In Pi County, just northwest of Chengdu, lies one example of how they’ve tackled that third objective, building out multiple projects that have impacted an estimated 7 million people, either directly or through media or volunteer exposure.
The Yunqiao artificial wetland mimics the role of its natural counterpart, filtering water that runs from nearby villages into streams, eventually ending up in the Min River. Instead of polluting chemicals, farmers can use this purified water to nourish their produce. At the same time, the wetland creates a tiered habitat that allows a diversity of birds, frogs and insects to thrive.
Last year, walking among the hyacinths and lotuses planted by volunteers from Coca-Cola’s Chinese bottling partners and other corporate teams, Liang Haitang, former head of WWF’s Chengdu office and now a senior adviser to the organization in China, told Global Atlanta why the government cares about such a seemingly remote project.
More than 80 percent of Chengdu’s drinking water originates in Pi County, which has designated by the government as source-water protection area. Chengdu has paid farmers to make room for wetlands and has sought to discourage rampant industrial development by sharing revenues with the county government, Ms. Liang said.
“Now more and more officials are to realizing the importance of the wetlands,” she said, noting that WWF and Coke have played an integral role in demonstrating the value of wetland projects. “The governments want to do (conservation), but they need more fresh ideas for conservation.’”
Farmers are also integral to the success of water initiatives, especially in a country as agriculturally oriented as China. One WWF-Coke project taught them how to make biogas from pig waste, reducing runoff into streams while providing a usable fuel for cooking and heating. The byproduct, in turn, is manure that can be used as fertilizer on organic farms like the Anlong Organic Farm, which abuts a water education center supported by Coke and WWF.

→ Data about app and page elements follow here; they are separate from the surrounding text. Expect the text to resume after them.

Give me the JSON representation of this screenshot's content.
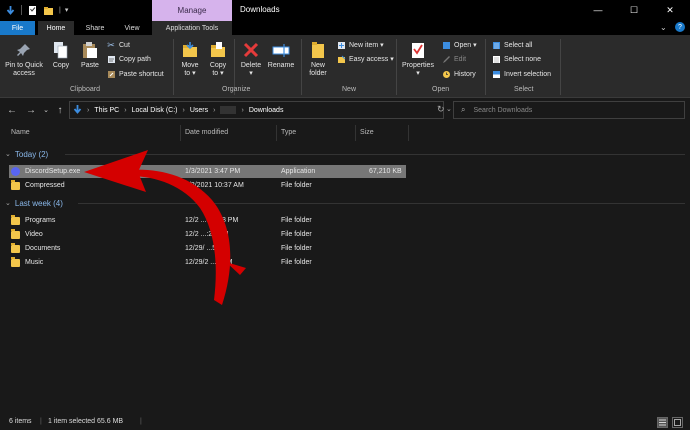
{
  "title_bar": {
    "manage_tab": "Manage",
    "title": "Downloads",
    "minimize": "—",
    "maximize": "☐",
    "close": "✕"
  },
  "tabs": {
    "file": "File",
    "home": "Home",
    "share": "Share",
    "view": "View",
    "app_tools": "Application Tools"
  },
  "ribbon": {
    "clipboard": {
      "pin": [
        "Pin to Quick",
        "access"
      ],
      "copy": "Copy",
      "paste": "Paste",
      "cut": "Cut",
      "copy_path": "Copy path",
      "paste_shortcut": "Paste shortcut",
      "label": "Clipboard"
    },
    "organize": {
      "move_to": [
        "Move",
        "to ▾"
      ],
      "copy_to": [
        "Copy",
        "to ▾"
      ],
      "delete": [
        "Delete",
        "▾"
      ],
      "rename": "Rename",
      "label": "Organize"
    },
    "new": {
      "new_folder": [
        "New",
        "folder"
      ],
      "new_item": "New item ▾",
      "easy_access": "Easy access ▾",
      "label": "New"
    },
    "open": {
      "properties": [
        "Properties",
        "▾"
      ],
      "open": "Open ▾",
      "edit": "Edit",
      "history": "History",
      "label": "Open"
    },
    "select": {
      "select_all": "Select all",
      "select_none": "Select none",
      "invert": "Invert selection",
      "label": "Select"
    }
  },
  "address": {
    "crumbs": [
      "This PC",
      "Local Disk (C:)",
      "Users",
      "Downloads"
    ],
    "search_placeholder": "Search Downloads"
  },
  "columns": {
    "name": "Name",
    "date": "Date modified",
    "type": "Type",
    "size": "Size"
  },
  "groups": [
    {
      "label": "Today (2)",
      "rows": [
        {
          "name": "DiscordSetup.exe",
          "date": "1/3/2021 3:47 PM",
          "type": "Application",
          "size": "67,210 KB",
          "icon": "discord-icon",
          "selected": true
        },
        {
          "name": "Compressed",
          "date": "1/3/2021 10:37 AM",
          "type": "File folder",
          "size": "",
          "icon": "folder-icon",
          "selected": false
        }
      ]
    },
    {
      "label": "Last week (4)",
      "rows": [
        {
          "name": "Programs",
          "date": "12/2 ...0 5:38 PM",
          "type": "File folder",
          "size": "",
          "icon": "folder-icon"
        },
        {
          "name": "Video",
          "date": "12/2 ...:23 PM",
          "type": "File folder",
          "size": "",
          "icon": "folder-icon"
        },
        {
          "name": "Documents",
          "date": "12/29/ ...5 PM",
          "type": "File folder",
          "size": "",
          "icon": "folder-icon"
        },
        {
          "name": "Music",
          "date": "12/29/2 ...0 PM",
          "type": "File folder",
          "size": "",
          "icon": "folder-icon"
        }
      ]
    }
  ],
  "status": {
    "items": "6 items",
    "selected": "1 item selected  65.6 MB"
  },
  "colors": {
    "file_tab": "#1979ca",
    "manage_tab": "#d6b3ec",
    "selection": "#777777",
    "annotation_arrow": "#d40000"
  }
}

In a country often racked with food-safety scandals, farmers with organic produce can fetch hefty prices from city buyers, up to six times higher than conventional in some cases, according to one visitor.
Ms. Liang told Global Atlanta that the farmland was given to 10 families to operate two- to three-hectare plots. They now grow more than 40 types of fruits and vegetables, including watermelons, cabbage, eggplant, cucumbers and much more. At the outset in 2007, the Yangtze Partnership helped film a documentary on the growers that aired on screens in buses around Chengdu and now operate on a community-supported agriculture model where buyers can input orders through a remote reservation system and drive out to the countryside for pickup.
“When people understand the quality, they are willing to pay higher prices rather than rely on the supermarket,” Ms. Liang said.
For Coke, all this is not a simply a choreographed corporate social responsibility campaign. It’s a business imperative for a company that relies on clean water and thriving communities of consumers, said Jasmine Tian, director of sustainability for Coca-Cola in China, the beverage giant’s third largest market by volume.
“We really see ourselves as a model of how business and NGOs should be working together,” she told Global Atlanta in a phone interview. “We are water. Water is us as a company.”